> _WHAT IS EXPECTED_:
If a line in the entries includes "screenshot", show that line.
>>>>>
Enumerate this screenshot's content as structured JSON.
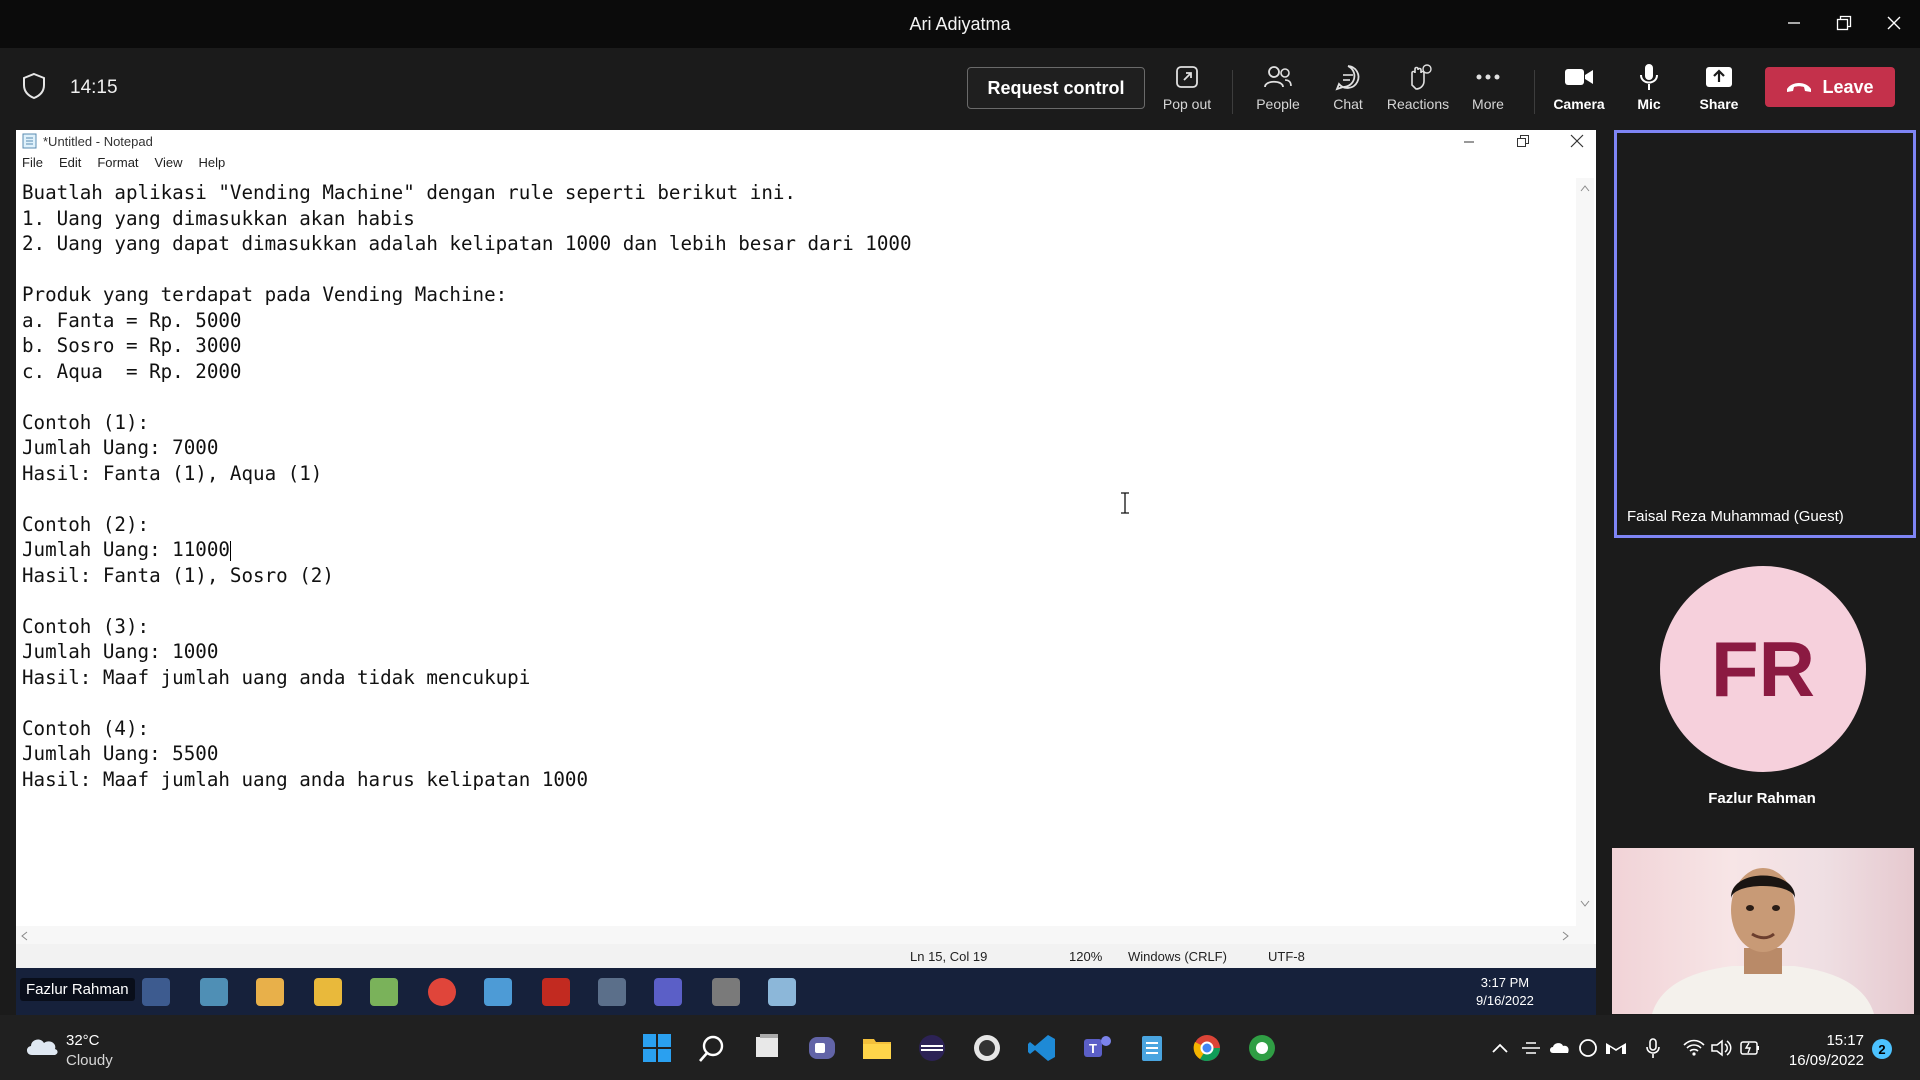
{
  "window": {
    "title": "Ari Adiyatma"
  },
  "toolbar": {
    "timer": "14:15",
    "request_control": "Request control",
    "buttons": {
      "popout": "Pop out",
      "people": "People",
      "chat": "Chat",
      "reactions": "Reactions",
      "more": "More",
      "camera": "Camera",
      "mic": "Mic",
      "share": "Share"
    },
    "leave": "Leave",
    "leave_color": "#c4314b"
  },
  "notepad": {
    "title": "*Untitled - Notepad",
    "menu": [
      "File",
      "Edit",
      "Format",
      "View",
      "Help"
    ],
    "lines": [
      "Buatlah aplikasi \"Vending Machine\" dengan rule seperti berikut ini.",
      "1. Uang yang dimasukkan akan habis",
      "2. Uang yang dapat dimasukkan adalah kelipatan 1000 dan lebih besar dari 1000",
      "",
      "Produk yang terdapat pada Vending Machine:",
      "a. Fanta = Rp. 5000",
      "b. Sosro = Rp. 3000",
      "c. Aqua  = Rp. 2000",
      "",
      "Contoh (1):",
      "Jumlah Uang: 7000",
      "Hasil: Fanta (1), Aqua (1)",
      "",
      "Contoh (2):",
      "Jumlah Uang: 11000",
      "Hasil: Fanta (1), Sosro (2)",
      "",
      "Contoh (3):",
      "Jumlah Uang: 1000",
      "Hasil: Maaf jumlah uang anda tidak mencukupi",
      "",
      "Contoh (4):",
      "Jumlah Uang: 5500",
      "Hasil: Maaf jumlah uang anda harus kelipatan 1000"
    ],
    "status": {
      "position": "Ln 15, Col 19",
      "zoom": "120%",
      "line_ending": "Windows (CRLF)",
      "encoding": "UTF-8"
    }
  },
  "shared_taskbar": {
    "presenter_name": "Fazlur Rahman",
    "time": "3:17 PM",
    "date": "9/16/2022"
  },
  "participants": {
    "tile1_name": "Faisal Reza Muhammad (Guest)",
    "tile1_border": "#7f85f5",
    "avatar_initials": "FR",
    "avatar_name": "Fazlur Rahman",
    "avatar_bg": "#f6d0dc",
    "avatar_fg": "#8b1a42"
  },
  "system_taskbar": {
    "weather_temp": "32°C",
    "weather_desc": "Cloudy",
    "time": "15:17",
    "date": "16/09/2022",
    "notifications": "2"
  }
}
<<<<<
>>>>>
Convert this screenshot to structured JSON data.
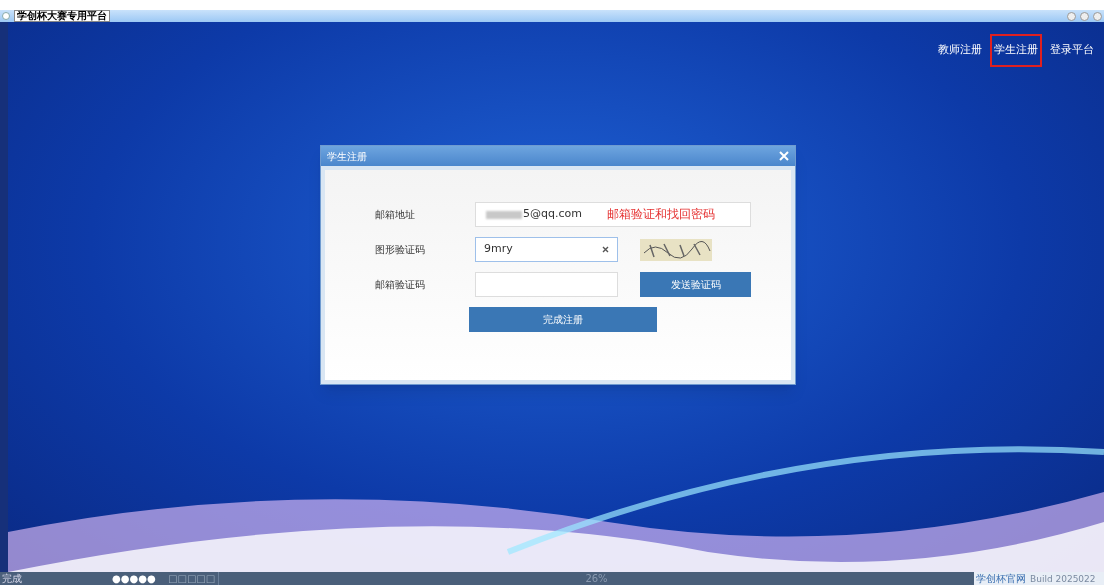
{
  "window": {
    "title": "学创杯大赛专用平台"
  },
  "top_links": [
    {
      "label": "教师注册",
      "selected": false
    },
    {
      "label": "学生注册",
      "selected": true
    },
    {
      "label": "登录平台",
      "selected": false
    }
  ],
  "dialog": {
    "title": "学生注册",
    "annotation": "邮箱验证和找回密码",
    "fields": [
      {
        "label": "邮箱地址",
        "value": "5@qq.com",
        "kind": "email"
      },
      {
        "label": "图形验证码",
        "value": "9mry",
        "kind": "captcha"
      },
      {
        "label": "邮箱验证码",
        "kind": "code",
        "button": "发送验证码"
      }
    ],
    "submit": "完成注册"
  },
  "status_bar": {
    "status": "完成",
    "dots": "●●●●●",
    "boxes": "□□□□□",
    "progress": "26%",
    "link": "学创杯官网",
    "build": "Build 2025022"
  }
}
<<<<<
> _WRITTEN RESPONSE_:
Enumerate this screenshot's content as structured JSON.
Convert this screenshot to structured JSON data.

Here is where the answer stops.